• gravitation;
  • methods: N-body simulation;
  • methods: numerical;
  • galaxies: haloes;
  • cosmology: theory;
  • dark matter

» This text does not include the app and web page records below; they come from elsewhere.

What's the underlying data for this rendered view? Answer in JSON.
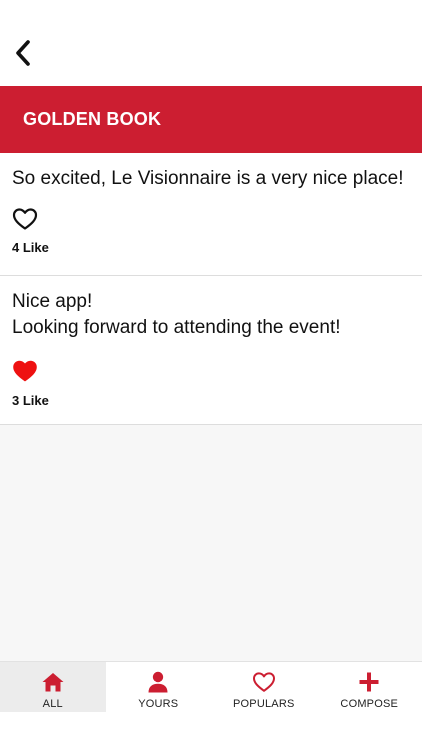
{
  "header": {
    "back_icon": "chevron-left-icon"
  },
  "section": {
    "title": "GOLDEN BOOK",
    "color": "#cc1e31"
  },
  "posts": [
    {
      "text": "So excited, Le Visionnaire is a very nice place!",
      "liked": false,
      "likes_label": "4 Like"
    },
    {
      "text": "Nice app!\nLooking forward to attending the event!",
      "liked": true,
      "likes_label": "3 Like"
    }
  ],
  "tabs": [
    {
      "label": "ALL",
      "icon": "home-icon",
      "active": true
    },
    {
      "label": "YOURS",
      "icon": "user-icon",
      "active": false
    },
    {
      "label": "POPULARS",
      "icon": "heart-outline-icon",
      "active": false
    },
    {
      "label": "COMPOSE",
      "icon": "plus-icon",
      "active": false
    }
  ],
  "colors": {
    "accent": "#cc1e31",
    "like_filled": "#ee1111"
  }
}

We study the luminosity function (LF) and the radial distribution of satellite galaxies within Milky Way (MW) sized haloes as predicted in cold dark matter based models of galaxy formation, making use of numerical N-body techniques as well as three different semi-analytic models (SAMs) galaxy formation codes. We extract merger trees from very high-resolution dissipationless simulations of four Galaxy-sized DM haloes, and use these as common input for the SAMs. We present a detailed comparison of our predictions with the observational data recently obtained on the MW satellite LF. We find that SAMs with rather standard astrophysical ingredients are able to reproduce the observed LF over six orders of magnitude in luminosity, down to magnitudes as faint as MV =−2. We also perform a comparison with the actual observed number of satellites as a function of luminosity, by applying the selection criteria of the SDSS survey to our simulations instead of correcting the observations for incompleteness. Using this approach, we again find good agreement for both the luminosity and radial distributions of MW satellites. We investigate which physical processes in our models are responsible for shaping the predicted satellite LF, and find that tidal destruction, suppression of gas infall by a photoionizing background, and supernova feedback all make important contributions. We conclude that the number and luminosity of MW satellites can be naturally accounted for within the (Λ)cold dark matter paradigm, and this should no longer be considered a problem.